App and web page records
= = =

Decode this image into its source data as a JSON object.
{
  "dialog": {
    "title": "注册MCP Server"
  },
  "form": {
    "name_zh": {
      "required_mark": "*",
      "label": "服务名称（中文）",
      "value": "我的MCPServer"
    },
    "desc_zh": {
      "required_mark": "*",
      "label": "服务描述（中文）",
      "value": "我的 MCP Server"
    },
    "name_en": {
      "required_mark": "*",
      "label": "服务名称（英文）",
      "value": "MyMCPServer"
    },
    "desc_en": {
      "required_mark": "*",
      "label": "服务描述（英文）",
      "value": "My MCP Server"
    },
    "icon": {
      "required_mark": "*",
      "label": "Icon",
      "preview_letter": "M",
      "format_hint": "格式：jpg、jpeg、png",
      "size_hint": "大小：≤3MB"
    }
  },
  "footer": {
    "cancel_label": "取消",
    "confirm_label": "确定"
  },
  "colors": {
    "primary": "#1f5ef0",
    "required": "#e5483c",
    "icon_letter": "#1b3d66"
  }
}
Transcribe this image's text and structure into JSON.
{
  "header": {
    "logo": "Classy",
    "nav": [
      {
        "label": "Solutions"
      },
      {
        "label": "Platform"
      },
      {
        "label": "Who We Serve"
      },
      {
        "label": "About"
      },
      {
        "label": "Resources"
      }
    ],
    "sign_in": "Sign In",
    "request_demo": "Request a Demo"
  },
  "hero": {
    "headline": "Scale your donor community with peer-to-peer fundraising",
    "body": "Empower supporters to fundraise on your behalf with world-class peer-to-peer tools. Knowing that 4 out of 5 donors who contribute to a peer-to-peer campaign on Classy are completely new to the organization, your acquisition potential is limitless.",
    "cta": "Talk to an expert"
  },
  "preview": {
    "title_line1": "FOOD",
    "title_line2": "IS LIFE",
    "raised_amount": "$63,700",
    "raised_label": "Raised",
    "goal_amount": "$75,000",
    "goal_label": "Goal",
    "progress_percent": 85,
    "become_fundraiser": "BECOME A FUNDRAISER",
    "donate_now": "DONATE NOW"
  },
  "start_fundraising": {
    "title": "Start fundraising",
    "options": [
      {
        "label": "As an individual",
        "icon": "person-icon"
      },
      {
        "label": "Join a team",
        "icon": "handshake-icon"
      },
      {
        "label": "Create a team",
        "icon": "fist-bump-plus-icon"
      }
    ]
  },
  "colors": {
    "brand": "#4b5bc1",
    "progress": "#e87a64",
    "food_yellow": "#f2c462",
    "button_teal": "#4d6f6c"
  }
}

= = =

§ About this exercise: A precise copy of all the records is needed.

§ Solution for this exercise:
Decode this image into its source data as a JSON object.
{
  "dialog": {
    "title": "注册MCP Server"
  },
  "form": {
    "name_zh": {
      "required_mark": "*",
      "label": "服务名称（中文）",
      "value": "我的MCPServer"
    },
    "desc_zh": {
      "required_mark": "*",
      "label": "服务描述（中文）",
      "value": "我的 MCP Server"
    },
    "name_en": {
      "required_mark": "*",
      "label": "服务名称（英文）",
      "value": "MyMCPServer"
    },
    "desc_en": {
      "required_mark": "*",
      "label": "服务描述（英文）",
      "value": "My MCP Server"
    },
    "icon": {
      "required_mark": "*",
      "label": "Icon",
      "preview_letter": "M",
      "format_hint": "格式：jpg、jpeg、png",
      "size_hint": "大小：≤3MB"
    }
  },
  "footer": {
    "cancel_label": "取消",
    "confirm_label": "确定"
  },
  "colors": {
    "primary": "#1f5ef0",
    "required": "#e5483c",
    "icon_letter": "#1b3d66"
  }
}
Transcribe this image's text and structure into JSON.
{
  "header": {
    "logo": "Classy",
    "nav": [
      {
        "label": "Solutions"
      },
      {
        "label": "Platform"
      },
      {
        "label": "Who We Serve"
      },
      {
        "label": "About"
      },
      {
        "label": "Resources"
      }
    ],
    "sign_in": "Sign In",
    "request_demo": "Request a Demo"
  },
  "hero": {
    "headline": "Scale your donor community with peer-to-peer fundraising",
    "body": "Empower supporters to fundraise on your behalf with world-class peer-to-peer tools. Knowing that 4 out of 5 donors who contribute to a peer-to-peer campaign on Classy are completely new to the organization, your acquisition potential is limitless.",
    "cta": "Talk to an expert"
  },
  "preview": {
    "title_line1": "FOOD",
    "title_line2": "IS LIFE",
    "raised_amount": "$63,700",
    "raised_label": "Raised",
    "goal_amount": "$75,000",
    "goal_label": "Goal",
    "progress_percent": 85,
    "become_fundraiser": "BECOME A FUNDRAISER",
    "donate_now": "DONATE NOW"
  },
  "start_fundraising": {
    "title": "Start fundraising",
    "options": [
      {
        "label": "As an individual",
        "icon": "person-icon"
      },
      {
        "label": "Join a team",
        "icon": "handshake-icon"
      },
      {
        "label": "Create a team",
        "icon": "fist-bump-plus-icon"
      }
    ]
  },
  "colors": {
    "brand": "#4b5bc1",
    "progress": "#e87a64",
    "food_yellow": "#f2c462",
    "button_teal": "#4d6f6c"
  }
}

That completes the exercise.